Here Say is a project in community storytelling. We travel to a new place each week and ask people to share true stories about things we all experience: love, family, learning, etc. To see where we've been, check out our interactive map.
Cameron Range told us that he’s learned the most from an important guy in his life: his dad.
"So my freshman year of high school I was playing baseball. I was trying out for the high school team and I got cut, and it was really tough and I beat myself up over it and it was a tough time in my life. I was talking to my dad about what I should do and I think probably one of the smartest word of anyone really is to focus on the positive and work on the negative. So focus on what’s going good and work on what is bad, but not really worry about it. He has a lot of good life lessons. He’s really smart. Our personalities kind of clash but at the same time he’s been through a lot and has a lot of good life experiences."
T’Keaya Gaines said she learned about psychology from her classes… and also from TV.
"I just like to study the brain, but I want to study the interactions and why people are the way they are and why people think the way they think. This is gonna sound really weird, but I like Law and Order and there was a psychologist on there trying to help them figure out the case and I was like I want to do that. I want to know why people act crazy sometimes. It seems a little weird that my brain wants to study other brains being weird. Maybe I’m weird, I don’t know."
We found Roger Netherton taking a break from playing his fiddle outside on MU’s campus. He told us the story of how he learned to play it
"Well, since I’m sitting here with an instrument, I guess I’m inclined to tell a story about the kind of music that I play, which is called Old Time. It’s sort of where Bluegrass came from. It’s full of thousands of tunes that old people have passed down to their grandchildren who passed down to their grandchildren, and no one ever writes them down. So we have these people who are still alive who have taught us. That’s what Old Time is all about; it’s about carrying on a tradition. I have this tune that I learned playing with a guy in St. Louis called 'Cannonball Reunion.' The way I would learn it is he would play it, then I would play it back for him, and we would do that until it works, which only takes a few times through."

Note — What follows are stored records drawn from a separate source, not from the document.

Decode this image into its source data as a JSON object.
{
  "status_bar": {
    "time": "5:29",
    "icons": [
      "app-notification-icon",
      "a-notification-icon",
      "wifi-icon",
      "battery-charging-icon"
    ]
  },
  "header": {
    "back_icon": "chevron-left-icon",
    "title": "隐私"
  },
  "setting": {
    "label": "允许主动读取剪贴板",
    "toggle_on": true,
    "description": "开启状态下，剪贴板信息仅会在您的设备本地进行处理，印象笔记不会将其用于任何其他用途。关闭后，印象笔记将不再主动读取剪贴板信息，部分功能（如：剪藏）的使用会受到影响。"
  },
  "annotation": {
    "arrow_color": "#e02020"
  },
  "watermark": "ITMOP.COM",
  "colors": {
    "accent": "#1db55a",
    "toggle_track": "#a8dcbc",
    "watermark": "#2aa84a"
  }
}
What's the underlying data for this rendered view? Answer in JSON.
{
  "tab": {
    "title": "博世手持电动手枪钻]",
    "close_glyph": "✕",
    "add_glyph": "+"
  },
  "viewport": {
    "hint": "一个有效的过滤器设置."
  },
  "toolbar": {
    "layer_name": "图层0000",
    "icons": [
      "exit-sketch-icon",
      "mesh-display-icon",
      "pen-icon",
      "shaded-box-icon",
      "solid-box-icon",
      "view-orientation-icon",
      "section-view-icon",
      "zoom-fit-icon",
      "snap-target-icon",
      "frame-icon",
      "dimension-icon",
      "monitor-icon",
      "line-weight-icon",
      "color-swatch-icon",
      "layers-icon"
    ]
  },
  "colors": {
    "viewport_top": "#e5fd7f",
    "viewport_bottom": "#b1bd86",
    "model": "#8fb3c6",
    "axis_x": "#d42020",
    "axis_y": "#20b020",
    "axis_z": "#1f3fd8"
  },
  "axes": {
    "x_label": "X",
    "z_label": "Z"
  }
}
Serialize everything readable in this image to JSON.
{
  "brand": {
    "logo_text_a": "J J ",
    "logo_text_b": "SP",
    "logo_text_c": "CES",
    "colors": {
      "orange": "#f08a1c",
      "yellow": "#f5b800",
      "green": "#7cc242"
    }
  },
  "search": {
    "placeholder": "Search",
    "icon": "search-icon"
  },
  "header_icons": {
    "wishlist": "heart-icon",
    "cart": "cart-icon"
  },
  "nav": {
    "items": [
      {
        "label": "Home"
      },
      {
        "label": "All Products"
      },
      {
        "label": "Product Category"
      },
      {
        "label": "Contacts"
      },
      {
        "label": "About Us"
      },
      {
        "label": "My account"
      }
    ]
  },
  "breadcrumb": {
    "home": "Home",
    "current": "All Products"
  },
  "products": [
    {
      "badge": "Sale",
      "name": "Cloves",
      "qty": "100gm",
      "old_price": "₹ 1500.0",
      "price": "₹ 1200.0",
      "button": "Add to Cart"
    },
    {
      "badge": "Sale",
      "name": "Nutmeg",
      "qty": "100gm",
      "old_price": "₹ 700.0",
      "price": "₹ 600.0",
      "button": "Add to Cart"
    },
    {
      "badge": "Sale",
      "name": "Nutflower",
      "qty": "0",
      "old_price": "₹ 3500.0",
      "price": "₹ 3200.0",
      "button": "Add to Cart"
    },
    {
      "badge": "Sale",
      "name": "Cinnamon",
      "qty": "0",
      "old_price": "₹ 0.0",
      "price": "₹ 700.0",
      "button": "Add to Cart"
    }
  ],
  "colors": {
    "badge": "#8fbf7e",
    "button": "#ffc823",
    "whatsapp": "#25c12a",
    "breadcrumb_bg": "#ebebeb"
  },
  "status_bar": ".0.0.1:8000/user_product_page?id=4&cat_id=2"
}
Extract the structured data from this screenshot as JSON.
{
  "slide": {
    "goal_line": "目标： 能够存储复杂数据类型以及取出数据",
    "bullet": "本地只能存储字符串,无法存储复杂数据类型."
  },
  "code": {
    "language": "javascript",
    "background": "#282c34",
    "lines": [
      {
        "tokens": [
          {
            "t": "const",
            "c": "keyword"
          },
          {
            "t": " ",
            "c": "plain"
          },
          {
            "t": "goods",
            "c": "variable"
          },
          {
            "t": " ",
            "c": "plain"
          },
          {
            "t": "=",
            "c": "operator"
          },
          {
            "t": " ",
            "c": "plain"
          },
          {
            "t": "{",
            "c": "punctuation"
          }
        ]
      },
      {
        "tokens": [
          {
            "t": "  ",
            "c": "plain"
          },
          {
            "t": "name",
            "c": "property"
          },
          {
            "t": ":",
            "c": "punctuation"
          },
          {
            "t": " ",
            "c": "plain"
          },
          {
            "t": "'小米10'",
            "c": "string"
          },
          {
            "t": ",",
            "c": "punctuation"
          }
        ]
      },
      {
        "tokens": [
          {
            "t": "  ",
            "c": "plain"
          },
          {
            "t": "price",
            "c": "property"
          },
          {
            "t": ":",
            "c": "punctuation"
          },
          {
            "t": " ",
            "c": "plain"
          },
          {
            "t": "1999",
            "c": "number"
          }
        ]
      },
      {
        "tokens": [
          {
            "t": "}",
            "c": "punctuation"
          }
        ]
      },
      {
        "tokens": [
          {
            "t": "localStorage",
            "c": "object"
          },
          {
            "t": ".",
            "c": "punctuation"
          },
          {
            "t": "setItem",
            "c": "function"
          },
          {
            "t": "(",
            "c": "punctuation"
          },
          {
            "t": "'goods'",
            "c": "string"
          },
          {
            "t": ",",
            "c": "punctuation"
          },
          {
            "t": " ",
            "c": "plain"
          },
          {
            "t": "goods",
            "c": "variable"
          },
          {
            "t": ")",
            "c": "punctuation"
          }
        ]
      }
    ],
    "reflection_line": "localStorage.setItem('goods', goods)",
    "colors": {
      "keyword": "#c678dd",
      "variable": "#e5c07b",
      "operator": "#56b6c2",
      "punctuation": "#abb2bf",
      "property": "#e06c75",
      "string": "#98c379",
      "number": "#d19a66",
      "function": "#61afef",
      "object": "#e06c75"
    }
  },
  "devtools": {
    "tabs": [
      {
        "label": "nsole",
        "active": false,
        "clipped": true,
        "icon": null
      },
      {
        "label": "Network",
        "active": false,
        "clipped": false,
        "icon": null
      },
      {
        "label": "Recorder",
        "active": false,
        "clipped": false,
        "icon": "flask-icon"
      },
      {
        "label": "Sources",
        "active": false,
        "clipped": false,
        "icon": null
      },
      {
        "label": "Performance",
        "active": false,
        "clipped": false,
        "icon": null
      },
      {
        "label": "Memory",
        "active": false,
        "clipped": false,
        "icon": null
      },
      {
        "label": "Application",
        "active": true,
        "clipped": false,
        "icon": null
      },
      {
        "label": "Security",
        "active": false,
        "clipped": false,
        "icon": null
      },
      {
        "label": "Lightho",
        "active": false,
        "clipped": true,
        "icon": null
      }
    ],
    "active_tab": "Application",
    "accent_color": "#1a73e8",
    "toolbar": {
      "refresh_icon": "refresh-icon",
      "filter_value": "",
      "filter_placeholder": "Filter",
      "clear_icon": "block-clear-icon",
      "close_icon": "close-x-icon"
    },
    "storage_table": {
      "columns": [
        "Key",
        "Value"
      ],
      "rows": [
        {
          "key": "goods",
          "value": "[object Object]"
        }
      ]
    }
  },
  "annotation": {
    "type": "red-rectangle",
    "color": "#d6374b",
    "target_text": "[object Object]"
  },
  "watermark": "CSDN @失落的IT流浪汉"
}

For more stories about learning, check out our interactive map here.